5. A system for decelerating and suspending in an atmosphere a high velocity body as embodied in claim 4, wherein the means for inflating the balloon with aerodynamically heated atmosphere consists of:

openings in the balloon; and

scoop means fixed to said balloon adjacent said openings directing said heated atmosphere into the interior of the balloon.

6. A system for decelerating and suspending in an atmosphere a high velocity body as embodied in claim 5 wherein the openings have attached thereto valves for regulating the flow of atmosphere to and from the balloon.

7. A system for decelerating and suspending in an atmosphere a high velocity body as embodied in claim 5 wherein means for exposing said openings to the airstream prior to beginning deceleration are included.

-8. A system for decelerating and suspending in an atmosphere a high velocity body as embodied in claim 7 wherein the means for exposing said openings to the airstream consists of a small internal mass of gas which distends the balloon.

9. A system for decelerating and suspending in an atmosphere a high velocity body as embodied in claim 4 wherein auxiliary means for maintaining the atmosphere within the balloon in its heated state after inflation has been completed are included.

10. A system for decelerating and suspending in an atmosphere a high velocity body as embodied in claim 4 including means for regulating the heat resulting from compression of the heated atmosphere utilized in inflating the balloon.

References Cited UNITED STATES PATENTS 3,131,889 5/1964 Yost. 3,168,266 2/1965 Yost. 3,229,932 1/1966 Yost. 3,350,040 10/1967 Sims et a1 244113 X MILTON BUCHLER, Primary Examiner 10 J. L. FORMAN, Assistant Examiner US. Cl. X.R. 244-1. 138, 113
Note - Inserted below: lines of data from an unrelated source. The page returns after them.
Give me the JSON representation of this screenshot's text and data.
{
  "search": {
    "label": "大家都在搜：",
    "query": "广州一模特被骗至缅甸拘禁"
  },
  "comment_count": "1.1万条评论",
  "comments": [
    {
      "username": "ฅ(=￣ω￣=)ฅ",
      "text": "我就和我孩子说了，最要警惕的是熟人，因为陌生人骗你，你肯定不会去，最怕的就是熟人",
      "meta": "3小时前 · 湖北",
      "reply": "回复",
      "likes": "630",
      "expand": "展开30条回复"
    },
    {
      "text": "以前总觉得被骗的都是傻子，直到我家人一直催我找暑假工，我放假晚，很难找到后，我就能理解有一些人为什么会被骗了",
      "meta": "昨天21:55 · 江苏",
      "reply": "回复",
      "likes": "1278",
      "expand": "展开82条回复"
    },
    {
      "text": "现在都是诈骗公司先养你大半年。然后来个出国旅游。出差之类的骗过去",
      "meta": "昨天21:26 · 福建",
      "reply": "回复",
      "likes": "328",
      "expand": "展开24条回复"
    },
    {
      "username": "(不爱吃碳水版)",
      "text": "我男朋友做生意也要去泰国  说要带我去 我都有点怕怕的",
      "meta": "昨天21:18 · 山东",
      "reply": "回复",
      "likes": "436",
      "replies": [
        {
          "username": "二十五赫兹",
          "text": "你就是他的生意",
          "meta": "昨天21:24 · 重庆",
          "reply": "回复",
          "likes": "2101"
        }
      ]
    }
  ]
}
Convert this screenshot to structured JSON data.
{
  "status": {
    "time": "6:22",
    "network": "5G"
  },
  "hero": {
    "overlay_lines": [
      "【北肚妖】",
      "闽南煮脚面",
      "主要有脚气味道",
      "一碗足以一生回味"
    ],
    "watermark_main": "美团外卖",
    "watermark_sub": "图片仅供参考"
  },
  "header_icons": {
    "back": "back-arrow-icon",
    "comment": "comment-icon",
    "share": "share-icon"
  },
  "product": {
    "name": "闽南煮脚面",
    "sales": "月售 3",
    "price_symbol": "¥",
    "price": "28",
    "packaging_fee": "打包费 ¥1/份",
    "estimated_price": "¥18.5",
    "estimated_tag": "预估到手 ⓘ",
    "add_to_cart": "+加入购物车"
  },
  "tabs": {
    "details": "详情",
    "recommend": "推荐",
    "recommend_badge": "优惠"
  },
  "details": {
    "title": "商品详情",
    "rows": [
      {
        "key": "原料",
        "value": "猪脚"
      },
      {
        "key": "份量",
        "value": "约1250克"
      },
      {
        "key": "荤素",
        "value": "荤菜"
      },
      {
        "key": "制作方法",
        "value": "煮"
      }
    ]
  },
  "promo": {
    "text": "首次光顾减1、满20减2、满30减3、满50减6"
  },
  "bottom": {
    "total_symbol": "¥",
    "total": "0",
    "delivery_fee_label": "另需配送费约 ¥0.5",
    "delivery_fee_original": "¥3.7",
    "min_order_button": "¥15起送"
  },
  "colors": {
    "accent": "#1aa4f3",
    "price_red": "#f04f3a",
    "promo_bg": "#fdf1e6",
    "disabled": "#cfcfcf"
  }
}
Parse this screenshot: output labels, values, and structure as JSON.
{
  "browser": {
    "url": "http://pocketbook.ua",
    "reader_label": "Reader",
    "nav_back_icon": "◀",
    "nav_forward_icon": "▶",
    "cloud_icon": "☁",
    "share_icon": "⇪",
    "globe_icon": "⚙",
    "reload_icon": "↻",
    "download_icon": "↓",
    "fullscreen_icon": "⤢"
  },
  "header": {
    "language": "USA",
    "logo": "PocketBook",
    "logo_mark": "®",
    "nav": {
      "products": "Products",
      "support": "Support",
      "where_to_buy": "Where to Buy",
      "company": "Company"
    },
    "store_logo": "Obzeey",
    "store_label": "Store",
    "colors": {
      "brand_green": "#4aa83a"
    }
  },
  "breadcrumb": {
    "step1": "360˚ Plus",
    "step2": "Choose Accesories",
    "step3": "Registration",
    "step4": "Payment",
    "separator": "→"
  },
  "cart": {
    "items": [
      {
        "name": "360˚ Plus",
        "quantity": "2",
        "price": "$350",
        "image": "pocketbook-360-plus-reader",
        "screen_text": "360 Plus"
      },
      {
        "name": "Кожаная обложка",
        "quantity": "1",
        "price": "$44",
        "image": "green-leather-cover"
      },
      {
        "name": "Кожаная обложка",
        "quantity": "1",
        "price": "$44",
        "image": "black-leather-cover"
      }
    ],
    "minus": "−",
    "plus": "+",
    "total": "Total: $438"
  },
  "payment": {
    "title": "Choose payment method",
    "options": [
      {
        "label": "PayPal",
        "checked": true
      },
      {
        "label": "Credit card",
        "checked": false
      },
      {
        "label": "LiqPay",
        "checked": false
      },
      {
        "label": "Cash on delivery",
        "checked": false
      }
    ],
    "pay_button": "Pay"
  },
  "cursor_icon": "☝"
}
Patent Citations
Cited PatentFiling datePublication dateApplicantTitle
US3131889 *Oct 16, 1961May 5, 1964Raven Ind IncBalloon structure with release mechanism
US3168266 *Dec 22, 1961Feb 2, 1965Raven Ind IncApparatus for supporting air-borne loads
US3229932 *Jul 9, 1964Jan 18, 1966Raven Ind IncManeuvering valve for hot air balloon
US3350040 *Sep 10, 1965Oct 31, 1967Raymond O FredetteHigh speed deceleration device
Referenced by
Citing PatentFiling datePublication dateApplicantTitle
US3561705 *Feb 24, 1969Feb 9, 1971Raymond S DaughenbaughSelf-inflating target deployment container
US3767225 *Aug 31, 1970Oct 23, 1973B MazelskyConstruction for safety air cushion system comprising dual bags, nozzle, and air aspiration
US3788663 *Jun 11, 1971Jan 29, 1974Klippan GmbhInflatable air bag for motor vehicles for attenuating the impact effect of the passenger in case of accident
US3791666 *Nov 3, 1971Feb 12, 1974I ShibamotoSafety device for vehicles such as automobiles
US3837281 *Apr 25, 1969Sep 24, 1974Thiokol Chemical CorpThermal radiation emitter
US3883154 *Jun 16, 1971May 13, 1975Rocket Research CorpCrash protection equipment
US3907327 *Jan 15, 1973Sep 23, 1975Poudres & Explosifs Ste NaleSafety device with an inflatable cushion which provides effective protection during successive collisions
US4504031 *Mar 2, 1982Mar 12, 1985The Boeing CompanyAerodynamic braking and recovery method for a space vehicle
US5056740 *Sep 22, 1989Oct 15, 1991The Johns Hopkins UniversityOver-the-horizon targeting system and method
US6264144 *Mar 8, 2000Jul 24, 2001Lockheed Martin CorporationMaterial assembly for an inflatable aerodynamic braking device for spacecraft deceleration and the like
US6830222Mar 21, 2003Dec 14, 2004Global Aerospace CorporationBalloon device for lowering space object orbits
US7219859Apr 1, 2005May 22, 2007Spacehab, IncorporatedMultipurpose modular spacecraft
EP0928269A1 *Sep 18, 1997Jul 14, 1999Mcdonnell Douglas CorporationVehicle rotation and control mechanism
WO2005113338A1 *May 16, 2005Dec 1, 2005Eads Space Transp SasMethod for the aerodynamic stabilisation of a spacecraft during re-entry, for the recovery thereof, and device for implementing same
Classifications
U.S. Classification244/31, 244/1.00R, 244/138.00R, 244/113
International ClassificationB64G1/22, B64G1/62
Cooperative ClassificationB64G1/62
European ClassificationB64G1/62